Problem description
Print the records exactly as written, and let no picture into the answer.

━━━━━━

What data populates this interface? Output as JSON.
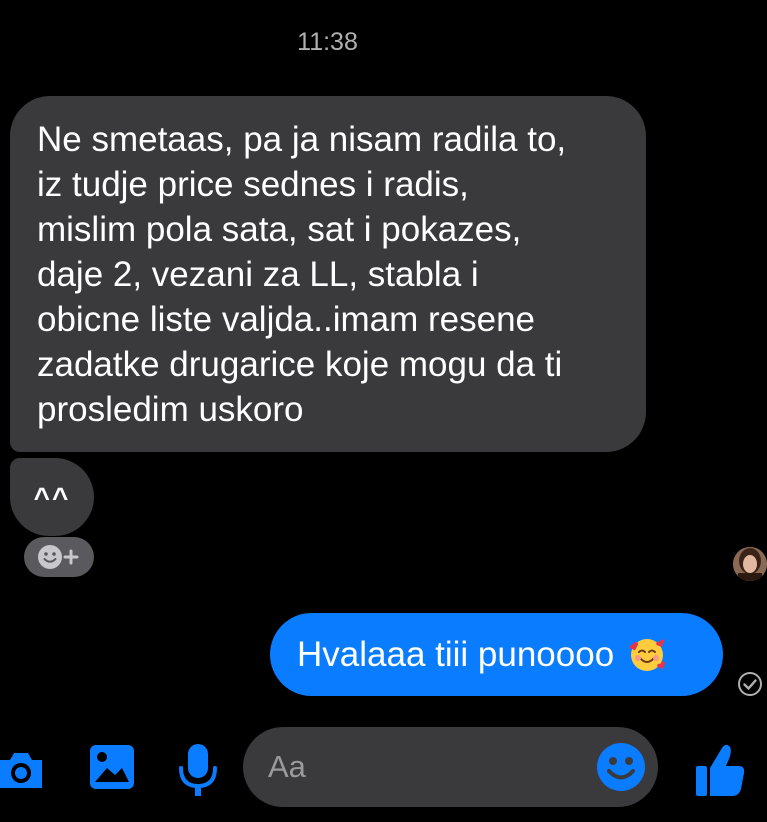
{
  "header": {
    "timestamp": "11:38"
  },
  "messages": {
    "incoming_1": {
      "lines": [
        "Ne smetaas, pa ja nisam radila to,",
        "iz tudje price sednes i radis,",
        "mislim pola sata, sat i pokazes,",
        "daje 2, vezani za LL, stabla i",
        "obicne liste valjda..imam resene",
        "zadatke drugarice koje mogu da ti",
        "prosledim uskoro"
      ]
    },
    "incoming_2": {
      "text": "^^"
    },
    "outgoing_1": {
      "text": "Hvalaaa tiii punoooo",
      "emoji": "smiling-face-with-hearts-emoji"
    }
  },
  "icons": {
    "reaction": "add-reaction-icon",
    "avatar": "contact-avatar",
    "seen": "delivered-check-icon",
    "camera": "camera-icon",
    "gallery": "gallery-icon",
    "mic": "microphone-icon",
    "emoji": "emoji-icon",
    "like": "thumbs-up-icon"
  },
  "composer": {
    "placeholder": "Aa"
  },
  "colors": {
    "background": "#000000",
    "incoming_bubble": "#3a3a3c",
    "outgoing_bubble": "#0a7cff",
    "accent": "#0a7cff"
  }
}
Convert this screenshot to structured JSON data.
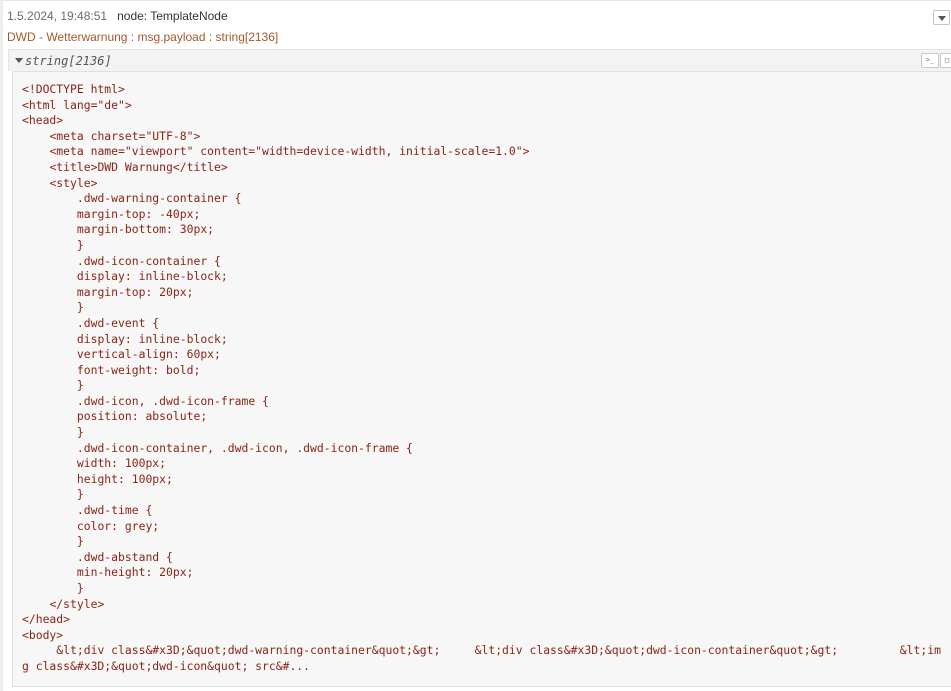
{
  "message": {
    "timestamp": "1.5.2024, 19:48:51",
    "node_prefix": "node: ",
    "node_name": "TemplateNode",
    "topic_line": "DWD - Wetterwarnung : msg.payload : string[2136]"
  },
  "value": {
    "type_label": "string[2136]",
    "content": "<!DOCTYPE html>\n<html lang=\"de\">\n<head>\n    <meta charset=\"UTF-8\">\n    <meta name=\"viewport\" content=\"width=device-width, initial-scale=1.0\">\n    <title>DWD Warnung</title>\n    <style>\n        .dwd-warning-container {\n        margin-top: -40px;\n        margin-bottom: 30px;\n        }\n        .dwd-icon-container {\n        display: inline-block;\n        margin-top: 20px;\n        }\n        .dwd-event {\n        display: inline-block;\n        vertical-align: 60px;\n        font-weight: bold;\n        }\n        .dwd-icon, .dwd-icon-frame {\n        position: absolute;\n        }\n        .dwd-icon-container, .dwd-icon, .dwd-icon-frame {\n        width: 100px;\n        height: 100px;\n        }\n        .dwd-time {\n        color: grey;\n        }\n        .dwd-abstand {\n        min-height: 20px;\n        }\n    </style>\n</head>\n<body>\n     &lt;div class&#x3D;&quot;dwd-warning-container&quot;&gt;     &lt;div class&#x3D;&quot;dwd-icon-container&quot;&gt;         &lt;img class&#x3D;&quot;dwd-icon&quot; src&#..."
  },
  "icons": {
    "expand": "chevron-down-icon",
    "collapse": "caret-down-icon",
    "copy_path": "terminal-icon",
    "copy_value": "copy-icon"
  },
  "colors": {
    "topic": "#a45a2a",
    "code_text": "#8a2415",
    "panel_bg": "#f7f7f7"
  }
}
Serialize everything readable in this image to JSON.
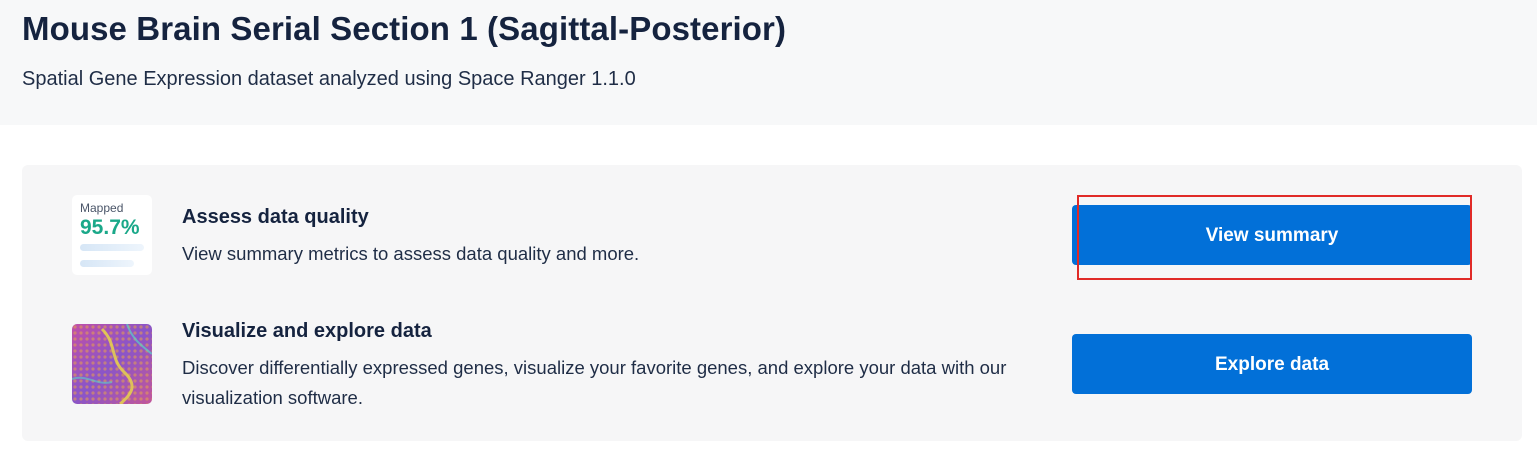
{
  "header": {
    "title": "Mouse Brain Serial Section 1 (Sagittal-Posterior)",
    "subtitle": "Spatial Gene Expression dataset analyzed using Space Ranger 1.1.0"
  },
  "card": {
    "rows": [
      {
        "thumbnail": {
          "label": "Mapped",
          "value": "95.7%"
        },
        "title": "Assess data quality",
        "description": "View summary metrics to assess data quality and more.",
        "button_label": "View summary"
      },
      {
        "thumbnail": {
          "icon": "tissue-image-icon"
        },
        "title": "Visualize and explore data",
        "description": "Discover differentially expressed genes, visualize your favorite genes, and explore your data with our visualization software.",
        "button_label": "Explore data"
      }
    ]
  },
  "colors": {
    "button": "#0270d8",
    "mapped_value": "#1aa889",
    "highlight": "#e02a27",
    "header_bg": "#f7f8f9",
    "card_bg": "#f6f6f7"
  }
}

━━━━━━

Answer to this task
What data populates this interface? Output as JSON.
{
  "header": {
    "timestamp": "11:38"
  },
  "messages": {
    "incoming_1": {
      "lines": [
        "Ne smetaas, pa ja nisam radila to,",
        "iz tudje price sednes i radis,",
        "mislim pola sata, sat i pokazes,",
        "daje 2, vezani za LL, stabla i",
        "obicne liste valjda..imam resene",
        "zadatke drugarice koje mogu da ti",
        "prosledim uskoro"
      ]
    },
    "incoming_2": {
      "text": "^^"
    },
    "outgoing_1": {
      "text": "Hvalaaa tiii punoooo",
      "emoji": "smiling-face-with-hearts-emoji"
    }
  },
  "icons": {
    "reaction": "add-reaction-icon",
    "avatar": "contact-avatar",
    "seen": "delivered-check-icon",
    "camera": "camera-icon",
    "gallery": "gallery-icon",
    "mic": "microphone-icon",
    "emoji": "emoji-icon",
    "like": "thumbs-up-icon"
  },
  "composer": {
    "placeholder": "Aa"
  },
  "colors": {
    "background": "#000000",
    "incoming_bubble": "#3a3a3c",
    "outgoing_bubble": "#0a7cff",
    "accent": "#0a7cff"
  }
}
Convert this screenshot to structured JSON data.
{
  "message": {
    "timestamp": "1.5.2024, 19:48:51",
    "node_prefix": "node: ",
    "node_name": "TemplateNode",
    "topic_line": "DWD - Wetterwarnung : msg.payload : string[2136]"
  },
  "value": {
    "type_label": "string[2136]",
    "content": "<!DOCTYPE html>\n<html lang=\"de\">\n<head>\n    <meta charset=\"UTF-8\">\n    <meta name=\"viewport\" content=\"width=device-width, initial-scale=1.0\">\n    <title>DWD Warnung</title>\n    <style>\n        .dwd-warning-container {\n        margin-top: -40px;\n        margin-bottom: 30px;\n        }\n        .dwd-icon-container {\n        display: inline-block;\n        margin-top: 20px;\n        }\n        .dwd-event {\n        display: inline-block;\n        vertical-align: 60px;\n        font-weight: bold;\n        }\n        .dwd-icon, .dwd-icon-frame {\n        position: absolute;\n        }\n        .dwd-icon-container, .dwd-icon, .dwd-icon-frame {\n        width: 100px;\n        height: 100px;\n        }\n        .dwd-time {\n        color: grey;\n        }\n        .dwd-abstand {\n        min-height: 20px;\n        }\n    </style>\n</head>\n<body>\n     &lt;div class&#x3D;&quot;dwd-warning-container&quot;&gt;     &lt;div class&#x3D;&quot;dwd-icon-container&quot;&gt;         &lt;img class&#x3D;&quot;dwd-icon&quot; src&#..."
  },
  "icons": {
    "expand": "chevron-down-icon",
    "collapse": "caret-down-icon",
    "copy_path": "terminal-icon",
    "copy_value": "copy-icon"
  },
  "colors": {
    "topic": "#a45a2a",
    "code_text": "#8a2415",
    "panel_bg": "#f7f7f7"
  }
}
Serialize everything readable in this image to JSON.
{
  "header": {
    "title": "Mouse Brain Serial Section 1 (Sagittal-Posterior)",
    "subtitle": "Spatial Gene Expression dataset analyzed using Space Ranger 1.1.0"
  },
  "card": {
    "rows": [
      {
        "thumbnail": {
          "label": "Mapped",
          "value": "95.7%"
        },
        "title": "Assess data quality",
        "description": "View summary metrics to assess data quality and more.",
        "button_label": "View summary"
      },
      {
        "thumbnail": {
          "icon": "tissue-image-icon"
        },
        "title": "Visualize and explore data",
        "description": "Discover differentially expressed genes, visualize your favorite genes, and explore your data with our visualization software.",
        "button_label": "Explore data"
      }
    ]
  },
  "colors": {
    "button": "#0270d8",
    "mapped_value": "#1aa889",
    "highlight": "#e02a27",
    "header_bg": "#f7f8f9",
    "card_bg": "#f6f6f7"
  }
}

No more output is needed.